▶ **Records supplied**

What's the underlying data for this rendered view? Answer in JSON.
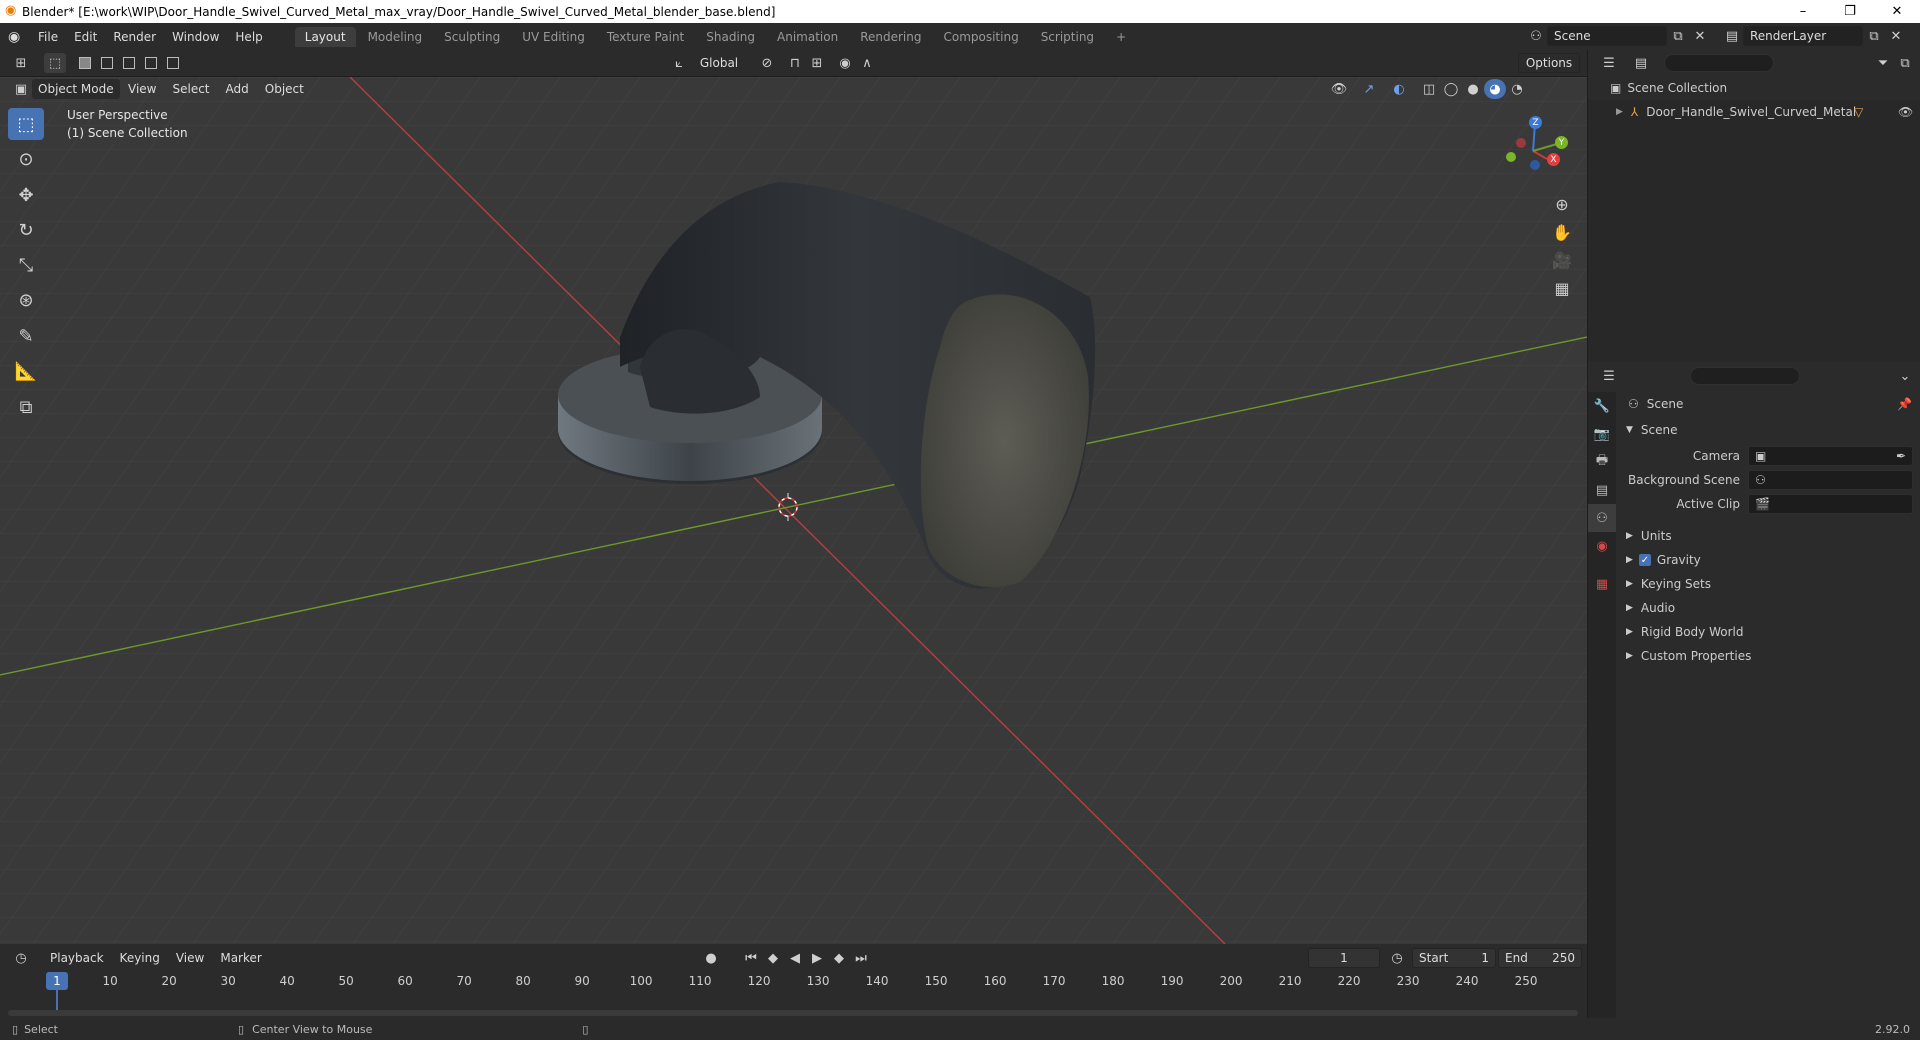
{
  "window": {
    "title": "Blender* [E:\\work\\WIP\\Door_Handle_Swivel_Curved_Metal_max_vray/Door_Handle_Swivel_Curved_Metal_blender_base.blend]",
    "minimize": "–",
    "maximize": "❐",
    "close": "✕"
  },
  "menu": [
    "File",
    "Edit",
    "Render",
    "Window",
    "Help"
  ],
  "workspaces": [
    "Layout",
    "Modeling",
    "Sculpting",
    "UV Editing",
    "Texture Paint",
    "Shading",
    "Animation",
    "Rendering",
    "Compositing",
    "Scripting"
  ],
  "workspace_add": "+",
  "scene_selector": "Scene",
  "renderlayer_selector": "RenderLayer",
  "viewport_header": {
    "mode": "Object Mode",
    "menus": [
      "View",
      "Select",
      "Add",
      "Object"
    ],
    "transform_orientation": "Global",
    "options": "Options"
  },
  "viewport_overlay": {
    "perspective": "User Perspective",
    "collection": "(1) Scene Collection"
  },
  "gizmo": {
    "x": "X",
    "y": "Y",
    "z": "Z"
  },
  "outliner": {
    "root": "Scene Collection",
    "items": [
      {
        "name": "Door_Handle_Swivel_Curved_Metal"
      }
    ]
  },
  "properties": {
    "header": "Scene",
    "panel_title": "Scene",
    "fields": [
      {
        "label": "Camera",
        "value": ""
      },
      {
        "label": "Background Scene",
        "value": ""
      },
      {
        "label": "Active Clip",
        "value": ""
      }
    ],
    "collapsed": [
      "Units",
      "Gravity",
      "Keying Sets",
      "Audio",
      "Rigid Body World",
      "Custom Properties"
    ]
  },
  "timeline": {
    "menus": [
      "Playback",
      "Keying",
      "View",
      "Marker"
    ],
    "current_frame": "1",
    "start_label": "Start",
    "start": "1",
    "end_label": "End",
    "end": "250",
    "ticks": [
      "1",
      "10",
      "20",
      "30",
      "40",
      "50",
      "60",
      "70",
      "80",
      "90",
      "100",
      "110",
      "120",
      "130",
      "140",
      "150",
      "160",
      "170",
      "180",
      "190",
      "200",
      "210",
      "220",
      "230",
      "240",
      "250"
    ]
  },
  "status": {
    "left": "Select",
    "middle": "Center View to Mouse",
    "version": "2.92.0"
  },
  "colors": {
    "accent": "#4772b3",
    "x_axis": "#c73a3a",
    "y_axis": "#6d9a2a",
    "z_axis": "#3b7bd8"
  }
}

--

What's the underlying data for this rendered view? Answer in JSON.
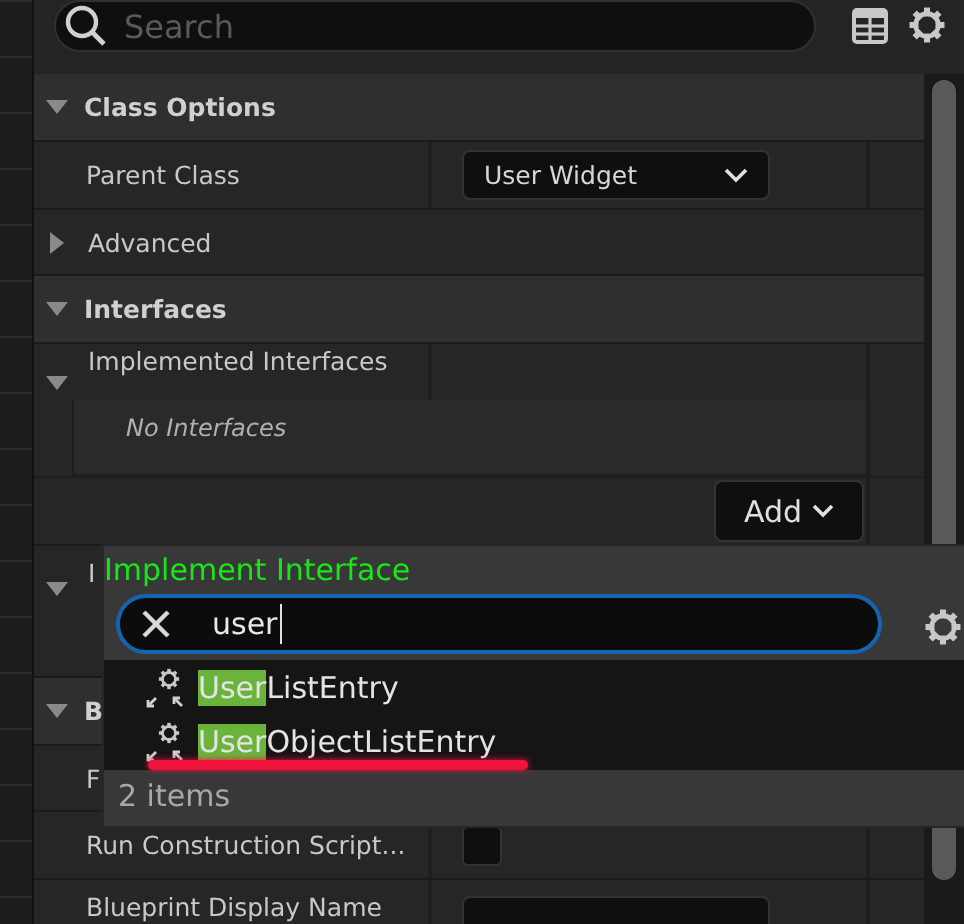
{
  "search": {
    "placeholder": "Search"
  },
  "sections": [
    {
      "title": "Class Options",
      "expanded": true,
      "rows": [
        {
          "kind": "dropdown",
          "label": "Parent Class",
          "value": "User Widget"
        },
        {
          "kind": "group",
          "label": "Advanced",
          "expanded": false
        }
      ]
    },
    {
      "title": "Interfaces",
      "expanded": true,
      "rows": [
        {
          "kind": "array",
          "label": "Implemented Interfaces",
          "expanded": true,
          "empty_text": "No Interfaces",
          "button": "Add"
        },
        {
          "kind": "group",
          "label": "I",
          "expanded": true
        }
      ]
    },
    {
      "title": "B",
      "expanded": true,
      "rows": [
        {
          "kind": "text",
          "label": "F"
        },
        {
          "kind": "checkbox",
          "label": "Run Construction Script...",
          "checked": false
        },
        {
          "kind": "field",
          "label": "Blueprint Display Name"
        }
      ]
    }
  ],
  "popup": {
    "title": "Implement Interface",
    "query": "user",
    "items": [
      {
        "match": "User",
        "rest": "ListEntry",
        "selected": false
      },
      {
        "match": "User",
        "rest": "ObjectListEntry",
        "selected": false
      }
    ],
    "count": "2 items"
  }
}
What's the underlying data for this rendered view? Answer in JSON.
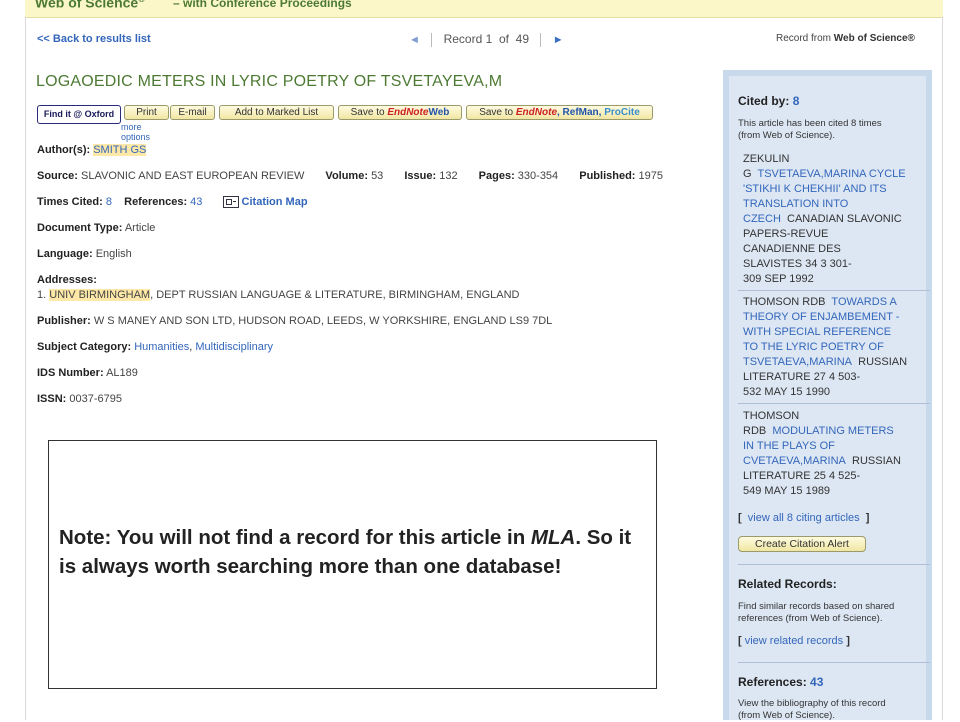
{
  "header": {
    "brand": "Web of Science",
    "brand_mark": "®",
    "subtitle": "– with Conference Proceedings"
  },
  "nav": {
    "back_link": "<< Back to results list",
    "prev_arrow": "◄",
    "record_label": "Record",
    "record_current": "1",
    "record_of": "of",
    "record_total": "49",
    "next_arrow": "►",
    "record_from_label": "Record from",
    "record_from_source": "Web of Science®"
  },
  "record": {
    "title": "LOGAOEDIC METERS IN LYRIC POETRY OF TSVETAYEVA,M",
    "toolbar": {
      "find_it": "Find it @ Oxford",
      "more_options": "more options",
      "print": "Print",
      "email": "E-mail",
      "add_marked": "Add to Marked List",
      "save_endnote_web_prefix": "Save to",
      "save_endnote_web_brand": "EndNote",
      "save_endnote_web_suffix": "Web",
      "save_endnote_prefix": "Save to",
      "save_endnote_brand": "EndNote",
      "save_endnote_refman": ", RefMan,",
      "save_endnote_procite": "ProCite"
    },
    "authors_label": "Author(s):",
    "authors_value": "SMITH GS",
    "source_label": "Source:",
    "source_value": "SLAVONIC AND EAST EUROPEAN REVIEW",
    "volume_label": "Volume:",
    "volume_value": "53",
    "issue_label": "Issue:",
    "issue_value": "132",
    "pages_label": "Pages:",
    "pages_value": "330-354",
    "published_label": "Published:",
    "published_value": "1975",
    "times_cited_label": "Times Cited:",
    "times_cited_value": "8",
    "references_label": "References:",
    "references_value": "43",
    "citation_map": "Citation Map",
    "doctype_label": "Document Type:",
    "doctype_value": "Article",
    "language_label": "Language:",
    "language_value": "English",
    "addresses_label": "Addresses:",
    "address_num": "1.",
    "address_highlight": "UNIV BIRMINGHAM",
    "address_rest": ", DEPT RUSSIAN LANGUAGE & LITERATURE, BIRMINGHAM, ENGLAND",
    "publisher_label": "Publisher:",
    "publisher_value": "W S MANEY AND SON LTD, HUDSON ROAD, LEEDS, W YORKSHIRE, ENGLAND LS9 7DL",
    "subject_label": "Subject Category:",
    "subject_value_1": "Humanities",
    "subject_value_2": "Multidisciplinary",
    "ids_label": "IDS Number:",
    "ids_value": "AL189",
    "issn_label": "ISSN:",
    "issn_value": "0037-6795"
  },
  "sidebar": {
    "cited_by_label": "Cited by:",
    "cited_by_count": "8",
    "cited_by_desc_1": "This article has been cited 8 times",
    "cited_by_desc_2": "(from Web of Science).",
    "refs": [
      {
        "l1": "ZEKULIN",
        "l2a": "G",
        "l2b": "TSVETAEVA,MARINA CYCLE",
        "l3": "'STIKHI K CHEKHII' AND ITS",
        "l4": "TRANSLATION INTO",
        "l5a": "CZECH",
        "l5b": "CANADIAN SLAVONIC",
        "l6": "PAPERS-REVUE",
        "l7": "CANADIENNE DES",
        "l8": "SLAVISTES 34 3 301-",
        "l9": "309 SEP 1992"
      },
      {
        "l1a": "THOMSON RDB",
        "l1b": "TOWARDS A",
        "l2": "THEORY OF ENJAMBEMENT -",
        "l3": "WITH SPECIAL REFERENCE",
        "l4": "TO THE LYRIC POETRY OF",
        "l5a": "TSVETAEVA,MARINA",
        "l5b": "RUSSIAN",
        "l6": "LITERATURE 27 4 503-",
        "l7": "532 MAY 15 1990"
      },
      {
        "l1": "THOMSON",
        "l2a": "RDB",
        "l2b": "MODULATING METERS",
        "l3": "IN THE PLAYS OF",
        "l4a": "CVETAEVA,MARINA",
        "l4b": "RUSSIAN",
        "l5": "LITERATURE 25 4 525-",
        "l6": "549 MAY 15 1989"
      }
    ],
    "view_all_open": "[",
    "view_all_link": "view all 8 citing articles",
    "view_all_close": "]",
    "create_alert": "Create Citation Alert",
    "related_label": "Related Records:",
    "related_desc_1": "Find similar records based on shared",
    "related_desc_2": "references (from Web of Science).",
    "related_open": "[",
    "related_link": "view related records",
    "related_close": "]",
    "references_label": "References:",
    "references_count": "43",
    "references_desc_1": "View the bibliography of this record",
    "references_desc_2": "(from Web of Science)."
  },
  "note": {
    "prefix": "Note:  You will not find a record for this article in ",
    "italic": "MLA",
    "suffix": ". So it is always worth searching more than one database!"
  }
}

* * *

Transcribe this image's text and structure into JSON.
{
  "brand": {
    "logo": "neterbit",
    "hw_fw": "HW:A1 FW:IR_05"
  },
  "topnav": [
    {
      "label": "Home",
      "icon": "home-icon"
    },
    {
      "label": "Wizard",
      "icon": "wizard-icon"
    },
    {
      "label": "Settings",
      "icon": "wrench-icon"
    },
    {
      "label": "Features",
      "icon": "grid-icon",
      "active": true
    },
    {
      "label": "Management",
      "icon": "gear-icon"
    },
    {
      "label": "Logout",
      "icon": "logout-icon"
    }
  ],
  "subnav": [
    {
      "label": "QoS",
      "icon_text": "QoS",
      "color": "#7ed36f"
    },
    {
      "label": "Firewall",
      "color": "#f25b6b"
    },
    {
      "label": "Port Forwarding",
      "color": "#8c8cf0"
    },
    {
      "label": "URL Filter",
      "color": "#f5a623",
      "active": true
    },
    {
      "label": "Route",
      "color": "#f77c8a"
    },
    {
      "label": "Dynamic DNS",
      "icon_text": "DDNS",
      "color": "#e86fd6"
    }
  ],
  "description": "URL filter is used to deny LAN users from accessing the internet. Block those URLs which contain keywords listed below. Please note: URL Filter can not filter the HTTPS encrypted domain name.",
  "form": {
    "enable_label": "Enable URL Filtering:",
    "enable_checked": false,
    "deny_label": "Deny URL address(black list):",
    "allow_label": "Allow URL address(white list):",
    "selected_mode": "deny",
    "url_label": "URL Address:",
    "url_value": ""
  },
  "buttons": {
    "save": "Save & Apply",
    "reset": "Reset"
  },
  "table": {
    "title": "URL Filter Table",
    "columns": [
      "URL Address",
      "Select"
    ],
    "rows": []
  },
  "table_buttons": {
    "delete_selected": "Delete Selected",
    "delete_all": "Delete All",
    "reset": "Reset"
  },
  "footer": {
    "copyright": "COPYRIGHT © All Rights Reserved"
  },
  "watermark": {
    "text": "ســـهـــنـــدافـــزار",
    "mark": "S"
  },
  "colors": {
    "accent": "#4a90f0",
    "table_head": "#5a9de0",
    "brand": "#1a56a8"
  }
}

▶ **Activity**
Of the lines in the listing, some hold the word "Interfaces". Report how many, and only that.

▶ **Written response**
3